1st and 10. It must be acknowledged that there’s only so much a team can be expected to reliably produce with 55 seconds on the clock and 75 yards to travel. The Rams for their part are happy to keep it all in front of them with 4-yard passes like these to Hollister.

2nd and 6. Just a bizarre play by Schotty - one of the rare ones that make me question what the hell was supposed to happen. Five receiving options all converge on a single point downfield, meaning that after Carson catches the ball, he was guaranteed to be surrounded by ugly blue throwback jerseys. It goes for five yards, but tough to see the upside.

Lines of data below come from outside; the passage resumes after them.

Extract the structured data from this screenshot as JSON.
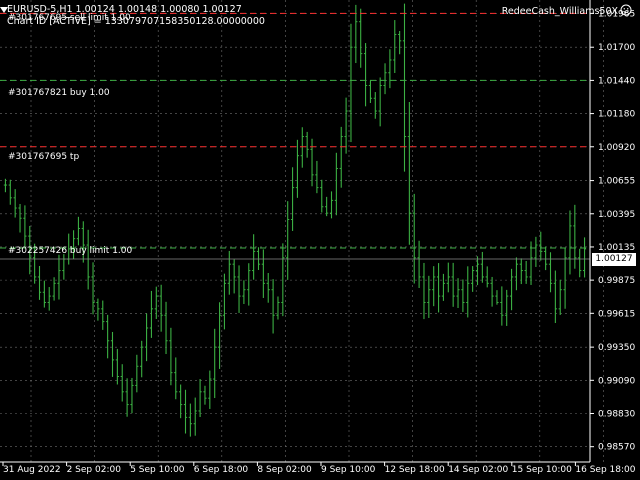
{
  "header": {
    "symbol_line": "EURUSD-5,H1  1.00124 1.00148 1.00080 1.00127",
    "chart_id_line": "Chart ID [ACTIVE] = 133079707158350128.00000000",
    "account": "RedeeCash_Williams50X"
  },
  "orders": [
    {
      "label": "#301767695 sell limit 1.00",
      "color": "#ff3030"
    },
    {
      "label": "#301767821 buy 1.00",
      "color": "#3cb043"
    },
    {
      "label": "#301767695 tp",
      "color": "#ff3030"
    },
    {
      "label": "#302257426 buy limit 1.00",
      "color": "#3cb043"
    }
  ],
  "current_price": "1.00127",
  "chart_data": {
    "type": "bar",
    "symbol": "EURUSD",
    "timeframe": "H1",
    "y_ticks": [
      "1.01965",
      "1.01700",
      "1.01440",
      "1.01180",
      "1.00920",
      "1.00655",
      "1.00395",
      "1.00135",
      "0.99875",
      "0.99615",
      "0.99350",
      "0.99090",
      "0.98830",
      "0.98570"
    ],
    "x_ticks": [
      "31 Aug 2022",
      "2 Sep 02:00",
      "5 Sep 10:00",
      "6 Sep 18:00",
      "8 Sep 02:00",
      "9 Sep 10:00",
      "12 Sep 18:00",
      "14 Sep 02:00",
      "15 Sep 10:00",
      "16 Sep 18:00"
    ],
    "ylim": [
      0.9845,
      1.0207
    ],
    "order_levels": [
      1.01965,
      1.0144,
      1.0092,
      1.00127
    ],
    "grid": true,
    "closes": [
      1.0062,
      1.0052,
      1.0044,
      1.0036,
      1.0022,
      1.0005,
      0.999,
      0.9978,
      0.997,
      0.9975,
      0.9985,
      0.9995,
      1.0004,
      1.0012,
      1.002,
      1.0028,
      1.0015,
      0.999,
      0.997,
      0.9965,
      0.9955,
      0.994,
      0.9925,
      0.9912,
      0.99,
      0.989,
      0.9905,
      0.992,
      0.9935,
      0.995,
      0.9965,
      0.9975,
      0.996,
      0.994,
      0.9915,
      0.99,
      0.989,
      0.988,
      0.9875,
      0.9885,
      0.99,
      0.9895,
      0.991,
      0.9935,
      0.996,
      0.9985,
      1.0,
      0.999,
      0.9975,
      0.998,
      0.9995,
      1.001,
      1.0,
      0.9985,
      0.998,
      0.996,
      0.997,
      1.0005,
      1.0035,
      1.006,
      1.0085,
      1.01,
      1.009,
      1.007,
      1.006,
      1.0045,
      1.004,
      1.005,
      1.0075,
      1.01,
      1.012,
      1.017,
      1.019,
      1.0165,
      1.014,
      1.013,
      1.012,
      1.014,
      1.015,
      1.016,
      1.018,
      1.0175,
      1.01,
      1.004,
      1.0005,
      0.999,
      0.997,
      0.998,
      0.999,
      0.9975,
      0.9985,
      0.999,
      0.9975,
      0.998,
      0.997,
      0.9985,
      0.9995,
      1.0,
      0.999,
      0.9985,
      0.9975,
      0.997,
      0.996,
      0.9975,
      0.999,
      1.0,
      0.9995,
      0.999,
      1.0005,
      1.0015,
      1.001,
      1.0,
      0.9985,
      0.9965,
      0.998,
      1.0005,
      1.003,
      1.0005,
      0.9995,
      1.0012
    ]
  }
}
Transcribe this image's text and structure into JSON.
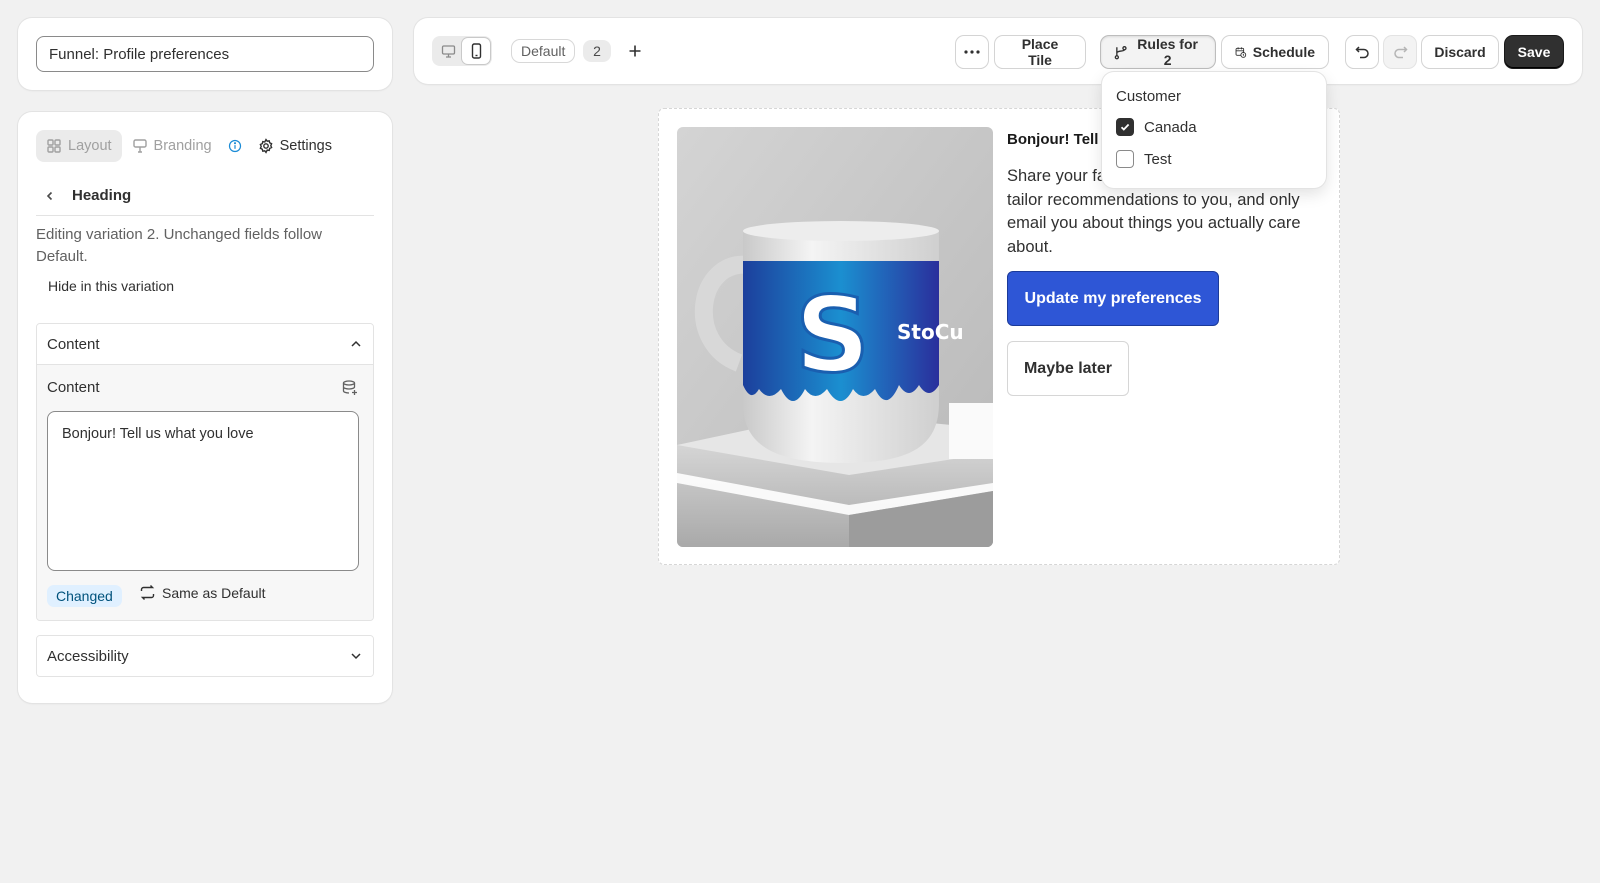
{
  "funnel": {
    "title_value": "Funnel: Profile preferences"
  },
  "editor": {
    "tabs": [
      {
        "label": "Layout",
        "icon": "layout-grid-icon"
      },
      {
        "label": "Branding",
        "icon": "paint-icon"
      },
      {
        "label": "Settings",
        "icon": "gear-icon"
      }
    ],
    "back_title": "Heading",
    "note": "Editing variation 2. Unchanged fields follow Default.",
    "hide_label": "Hide in this variation",
    "content_section": {
      "title": "Content",
      "field_label": "Content",
      "value": "Bonjour! Tell us what you love",
      "badge": "Changed",
      "reset_label": "Same as Default"
    },
    "accessibility_section": {
      "title": "Accessibility"
    }
  },
  "toolbar": {
    "variant_default": "Default",
    "variant_number": "2",
    "place_tile": "Place Tile",
    "rules": "Rules for 2",
    "schedule": "Schedule",
    "discard": "Discard",
    "save": "Save"
  },
  "rules_dropdown": {
    "title": "Customer",
    "options": [
      {
        "label": "Canada",
        "checked": true
      },
      {
        "label": "Test",
        "checked": false
      }
    ]
  },
  "preview": {
    "heading": "Bonjour! Tell u",
    "body": "Share your fa                         and we will tailor recommendations to you, and only email you about things you actually care about.",
    "primary_button": "Update my preferences",
    "secondary_button": "Maybe later",
    "mug_brand": "StoCu",
    "mug_letter": "S"
  },
  "colors": {
    "primary": "#2e56d6",
    "save_bg": "#303030",
    "changed_badge_bg": "#e0f0ff",
    "info_icon": "#1a8bd6"
  }
}
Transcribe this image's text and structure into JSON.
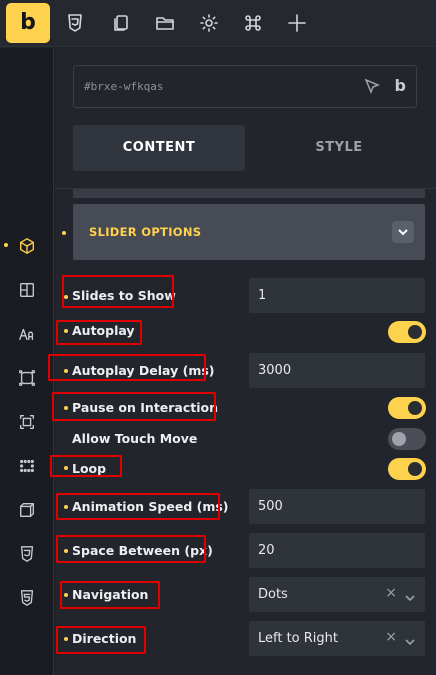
{
  "toolbar": {
    "logo": "b",
    "icons": [
      "css3-icon",
      "copy-icon",
      "folder-icon",
      "gear-icon",
      "command-icon",
      "plus-icon"
    ]
  },
  "sidebar": {
    "items": [
      "cube-icon",
      "layout-icon",
      "typography-icon",
      "border-effects-icon",
      "spacing-icon",
      "grid-dots-icon",
      "transform-icon",
      "css3-icon",
      "html5-icon"
    ]
  },
  "element": {
    "id": "#brxe-wfkqas",
    "b_label": "b"
  },
  "tabs": {
    "content": "CONTENT",
    "style": "STYLE"
  },
  "section": {
    "title": "SLIDER OPTIONS"
  },
  "controls": [
    {
      "label": "Slides to Show",
      "type": "number",
      "value": "1"
    },
    {
      "label": "Autoplay",
      "type": "toggle",
      "state": "on"
    },
    {
      "label": "Autoplay Delay (ms)",
      "type": "number",
      "value": "3000"
    },
    {
      "label": "Pause on Interaction",
      "type": "toggle",
      "state": "on"
    },
    {
      "label": "Allow Touch Move",
      "type": "toggle",
      "state": "off"
    },
    {
      "label": "Loop",
      "type": "toggle",
      "state": "on"
    },
    {
      "label": "Animation Speed (ms)",
      "type": "number",
      "value": "500"
    },
    {
      "label": "Space Between (px)",
      "type": "number",
      "value": "20"
    },
    {
      "label": "Navigation",
      "type": "select",
      "value": "Dots",
      "clear": "×"
    },
    {
      "label": "Direction",
      "type": "select",
      "value": "Left to Right",
      "clear": "×"
    }
  ],
  "colors": {
    "accent": "#ffd24d",
    "highlight": "#e10000",
    "panel": "#22252b"
  }
}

3rd and 1. Fortunately, Seattle is bailed out by an incredible run from Carson. As with pretty much all great runs, rewinding the tape reveals a bunch of great blocks. Some credit goes to Iupati and Fluker, but special praise is due to Joey Hunt, who blocks linebacker Cory Littleton right out of his cleats. If Hunt is supplanted by Pocic at center, I’d really like to see him used as a sixth lineman the way Fant currently is: his ability to lay blocks in space is second to none.

1st and 10. DK Metcalf puts such a gruesome cut on Jalen Ramsey that I half suspect Ramsey thought the Monday morning tape would be more easily explicable to his position coach if he didn’t even try to catch up with Metcalf and just pretended to be in the wrong coverage. Metcalf is wide open for a first down when Wilson throws this football, but surprise! It’s Wilson’s evil twin, and he’s been staring down a very-much-covered Lockett running a go route. One athletic play by cornerback Troy Hill later, and it’s 2nd and 10.

2nd and 10. Let’s get the suspense out of the way, first: Wilson is sacked. He finishes a five-step drop and is immediately flushed from the pocket like a partridge and bagged by Dante Fowler, Jr.

Now that that’s established, there’s a lot of blame to go around. Hollister’s chip block on Clay Matthews was underwhelming. Ifedi’s choice to try and chase Aaron Donald halfway around the formation instead of, you know, handing him off to another blocker like a sane human being and staying home to block Matthews is inexplicable. It leads to no less than four Seattle players blocking Donald and nobody blocking Matthews. It’s stupidity like this, especially coming from a fifth year player, that just sends me around the bend.

Meanwhile, Wilson’s scramble instincts on this one are worthy of Bambi’s mother. A decisive QB run might have set up a long field goal. Throwing the ball away would have stopped the clock and given the Seahawks two more downs and 20 seconds to work with. A decisive pass to Metcalf, albeit contested, would have been low-risk because an incompletion also would have stopped the clock, and an interception would merely end the half. A short, panicked scramble ending in an ignominious tackle for a loss was the worst-case outcome, and that’s what we got, along with a 3-point first half performance.

Join me later this week for Russell Wilson’s Evil Twin, Part II!